They are extremely useful for tying together a great many different, related ideas without having to depart from a clear linear exposition. Because people read and listen in a temporal or sequential order in time, when one is writing or speaking, one has to organize ideas and statements in some particular order of presentation or other. What is a good, intelligible order for one person may not be a good or intelligible order for another. Moreover, many people's minds work in a more web-like manner, seeing various threads and connections -- or writers may want to show numerous threads and connections. That is difficult to do in any purely linear or sequential exposition.
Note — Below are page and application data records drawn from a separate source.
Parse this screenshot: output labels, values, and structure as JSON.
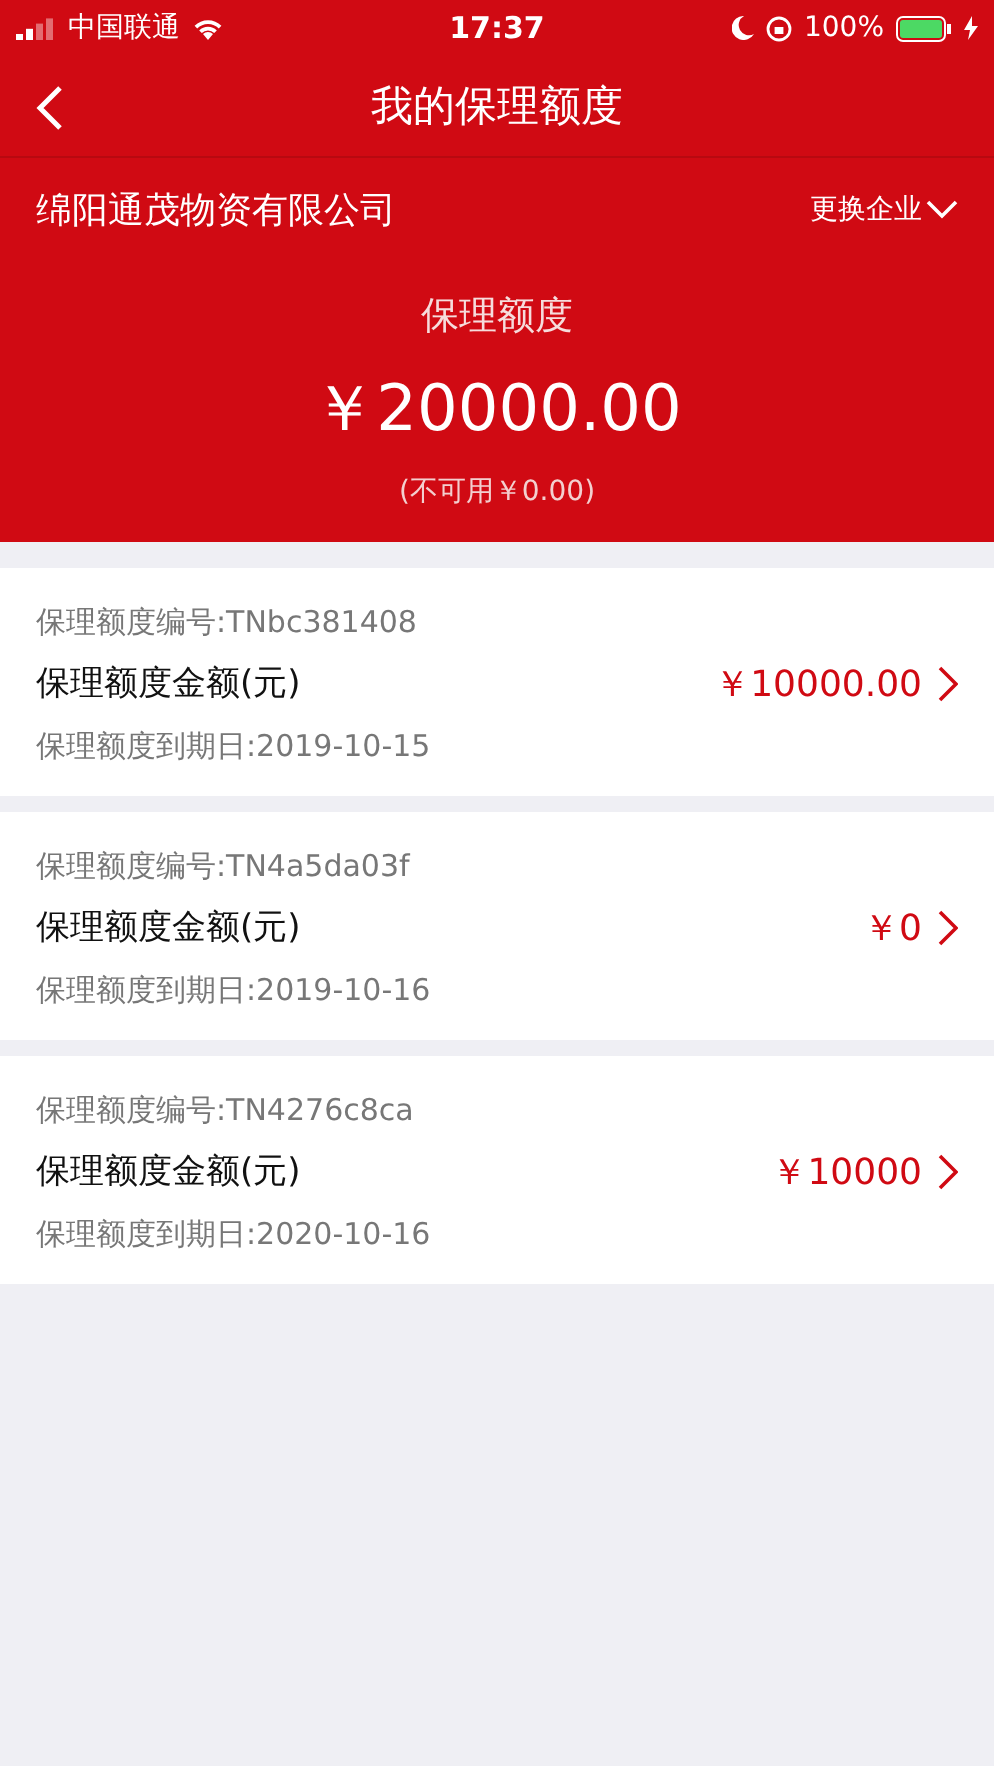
{
  "status_bar": {
    "carrier": "中国联通",
    "time": "17:37",
    "battery": "100%"
  },
  "nav": {
    "title": "我的保理额度"
  },
  "company": {
    "name": "绵阳通茂物资有限公司",
    "switch_label": "更换企业"
  },
  "summary": {
    "label": "保理额度",
    "amount": "￥20000.00",
    "unavailable": "(不可用￥0.00)"
  },
  "credits": [
    {
      "number": "保理额度编号:TNbc381408",
      "amount_label": "保理额度金额(元)",
      "amount": "￥10000.00",
      "due": "保理额度到期日:2019-10-15"
    },
    {
      "number": "保理额度编号:TN4a5da03f",
      "amount_label": "保理额度金额(元)",
      "amount": "￥0",
      "due": "保理额度到期日:2019-10-16"
    },
    {
      "number": "保理额度编号:TN4276c8ca",
      "amount_label": "保理额度金额(元)",
      "amount": "￥10000",
      "due": "保理额度到期日:2020-10-16"
    }
  ]
}
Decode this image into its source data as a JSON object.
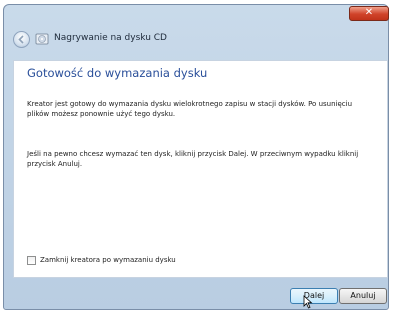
{
  "window": {
    "close_label": "✕"
  },
  "header": {
    "title": "Nagrywanie na dysku CD"
  },
  "main": {
    "heading": "Gotowość do wymazania dysku",
    "paragraph1": "Kreator jest gotowy do wymazania dysku wielokrotnego zapisu w stacji dysków. Po usunięciu plików możesz ponownie użyć tego dysku.",
    "paragraph2": "Jeśli na pewno chcesz wymazać ten dysk, kliknij przycisk Dalej. W przeciwnym wypadku kliknij przycisk Anuluj.",
    "checkbox": {
      "label": "Zamknij kreatora po wymazaniu dysku",
      "checked": false
    }
  },
  "footer": {
    "next_label": "Dalej",
    "cancel_label": "Anuluj"
  },
  "colors": {
    "heading": "#2a4f9a",
    "frame": "#c9daea",
    "close": "#d0432a"
  }
}
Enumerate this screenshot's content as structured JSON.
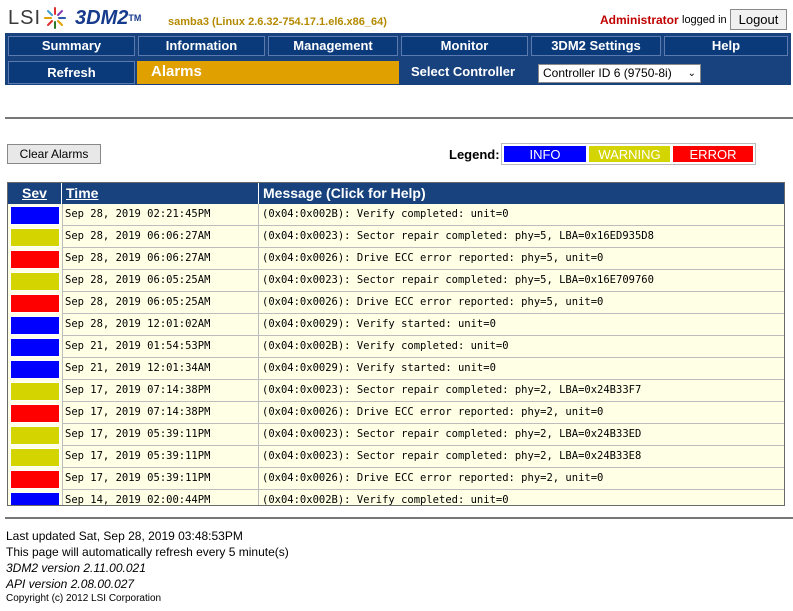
{
  "header": {
    "logo_text": "LSI",
    "product": "3DM2",
    "trademark": "TM",
    "host": "samba3 (Linux 2.6.32-754.17.1.el6.x86_64)",
    "user": "Administrator",
    "logged_in": "logged in",
    "logout_label": "Logout"
  },
  "nav": {
    "tabs": [
      "Summary",
      "Information",
      "Management",
      "Monitor",
      "3DM2 Settings",
      "Help"
    ],
    "refresh_label": "Refresh",
    "current_page": "Alarms",
    "select_label": "Select Controller",
    "controller_value": "Controller ID 6 (9750-8i)"
  },
  "toolbar": {
    "clear_label": "Clear Alarms"
  },
  "legend": {
    "label": "Legend:",
    "items": [
      {
        "label": "INFO",
        "color": "#0000ff"
      },
      {
        "label": "WARNING",
        "color": "#d4d400"
      },
      {
        "label": "ERROR",
        "color": "#ff0000"
      }
    ]
  },
  "table": {
    "headers": {
      "sev": "Sev",
      "time": "Time",
      "message": "Message (Click for Help)"
    },
    "rows": [
      {
        "sev": "info",
        "time": "Sep 28, 2019 02:21:45PM",
        "message": "(0x04:0x002B): Verify completed: unit=0"
      },
      {
        "sev": "warning",
        "time": "Sep 28, 2019 06:06:27AM",
        "message": "(0x04:0x0023): Sector repair completed: phy=5, LBA=0x16ED935D8"
      },
      {
        "sev": "error",
        "time": "Sep 28, 2019 06:06:27AM",
        "message": "(0x04:0x0026): Drive ECC error reported: phy=5, unit=0"
      },
      {
        "sev": "warning",
        "time": "Sep 28, 2019 06:05:25AM",
        "message": "(0x04:0x0023): Sector repair completed: phy=5, LBA=0x16E709760"
      },
      {
        "sev": "error",
        "time": "Sep 28, 2019 06:05:25AM",
        "message": "(0x04:0x0026): Drive ECC error reported: phy=5, unit=0"
      },
      {
        "sev": "info",
        "time": "Sep 28, 2019 12:01:02AM",
        "message": "(0x04:0x0029): Verify started: unit=0"
      },
      {
        "sev": "info",
        "time": "Sep 21, 2019 01:54:53PM",
        "message": "(0x04:0x002B): Verify completed: unit=0"
      },
      {
        "sev": "info",
        "time": "Sep 21, 2019 12:01:34AM",
        "message": "(0x04:0x0029): Verify started: unit=0"
      },
      {
        "sev": "warning",
        "time": "Sep 17, 2019 07:14:38PM",
        "message": "(0x04:0x0023): Sector repair completed: phy=2, LBA=0x24B33F7"
      },
      {
        "sev": "error",
        "time": "Sep 17, 2019 07:14:38PM",
        "message": "(0x04:0x0026): Drive ECC error reported: phy=2, unit=0"
      },
      {
        "sev": "warning",
        "time": "Sep 17, 2019 05:39:11PM",
        "message": "(0x04:0x0023): Sector repair completed: phy=2, LBA=0x24B33ED"
      },
      {
        "sev": "warning",
        "time": "Sep 17, 2019 05:39:11PM",
        "message": "(0x04:0x0023): Sector repair completed: phy=2, LBA=0x24B33E8"
      },
      {
        "sev": "error",
        "time": "Sep 17, 2019 05:39:11PM",
        "message": "(0x04:0x0026): Drive ECC error reported: phy=2, unit=0"
      },
      {
        "sev": "info",
        "time": "Sep 14, 2019 02:00:44PM",
        "message": "(0x04:0x002B): Verify completed: unit=0"
      }
    ]
  },
  "footer": {
    "last_updated": "Last updated Sat, Sep 28, 2019 03:48:53PM",
    "refresh_note": "This page will automatically refresh every 5 minute(s)",
    "version": "3DM2 version 2.11.00.021",
    "api_version": "API version 2.08.00.027",
    "copyright": "Copyright (c) 2012 LSI Corporation"
  },
  "colors": {
    "info": "#0000ff",
    "warning": "#d4d400",
    "error": "#ff0000",
    "nav": "#17427e",
    "active_tab": "#e0a000"
  }
}
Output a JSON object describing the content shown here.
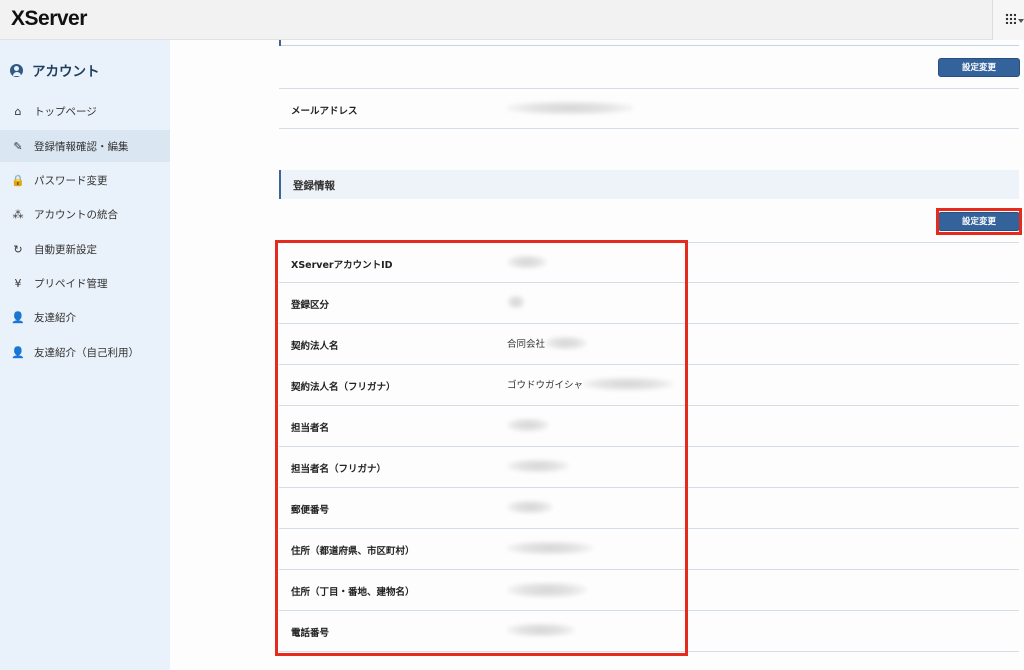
{
  "header": {
    "logo": "XServer",
    "menu_icon": "grid-icon"
  },
  "sidebar": {
    "title": "アカウント",
    "items": [
      {
        "label": "トップページ",
        "icon": "⌂"
      },
      {
        "label": "登録情報確認・編集",
        "icon": "✎",
        "active": true
      },
      {
        "label": "パスワード変更",
        "icon": "🔒"
      },
      {
        "label": "アカウントの統合",
        "icon": "⁂"
      },
      {
        "label": "自動更新設定",
        "icon": "↻"
      },
      {
        "label": "プリペイド管理",
        "icon": "¥"
      },
      {
        "label": "友達紹介",
        "icon": "👤"
      },
      {
        "label": "友達紹介（自己利用）",
        "icon": "👤"
      }
    ]
  },
  "main": {
    "button_label": "設定変更",
    "email_row": {
      "label": "メールアドレス"
    },
    "section_title": "登録情報",
    "rows": [
      {
        "label": "XServerアカウントID",
        "value": ""
      },
      {
        "label": "登録区分",
        "value": ""
      },
      {
        "label": "契約法人名",
        "value": "合同会社"
      },
      {
        "label": "契約法人名（フリガナ）",
        "value": "ゴウドウガイシャ"
      },
      {
        "label": "担当者名",
        "value": ""
      },
      {
        "label": "担当者名（フリガナ）",
        "value": ""
      },
      {
        "label": "郵便番号",
        "value": ""
      },
      {
        "label": "住所（都道府県、市区町村）",
        "value": ""
      },
      {
        "label": "住所（丁目・番地、建物名）",
        "value": ""
      },
      {
        "label": "電話番号",
        "value": ""
      }
    ]
  },
  "colors": {
    "accent": "#34629a",
    "highlight": "#e52b1e",
    "sidebar_bg": "#e9f1fa"
  }
}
Hyperlinks allow one to show the threads and they allow readers to read in the order they prefer -- the order that makes the most sense to them, reading details, reasons, explanations for major points, as they choose, rather than having to wait until they get to an explanation, or rather than having an explanation inserted in the middle of something when they are not quite ready for it yet and are instead seeking an overview or the "big picture."
Finally, hyperlinks can be put inside of hyperlinked material, as is not generally possible or feasible with footnotes, so there can be levels of explanation and connections that the reader can choose to visit as s/he is ready for them or interested in them. And, a hyperlink can be put at the end of any hyperlinked material in order to take the reader back automatically to where s/he left the main, or previous, text.
Hyperlinks thus allow a writer to organize the same material for readers
in many different ways at one time, permitting the opportunity to make
the material more intelligible, more persuasive in cases where persuasion
is important, and more neatly "tied together" or interconnected in those
cases where different aspects of the material are related or where some
element in the material is relevant to many different things.
Arriving at this paragraph by the hyperlink in the
first paragraph demonstrates the use of such links. And now this
hyperlink will take you back to what you were reading.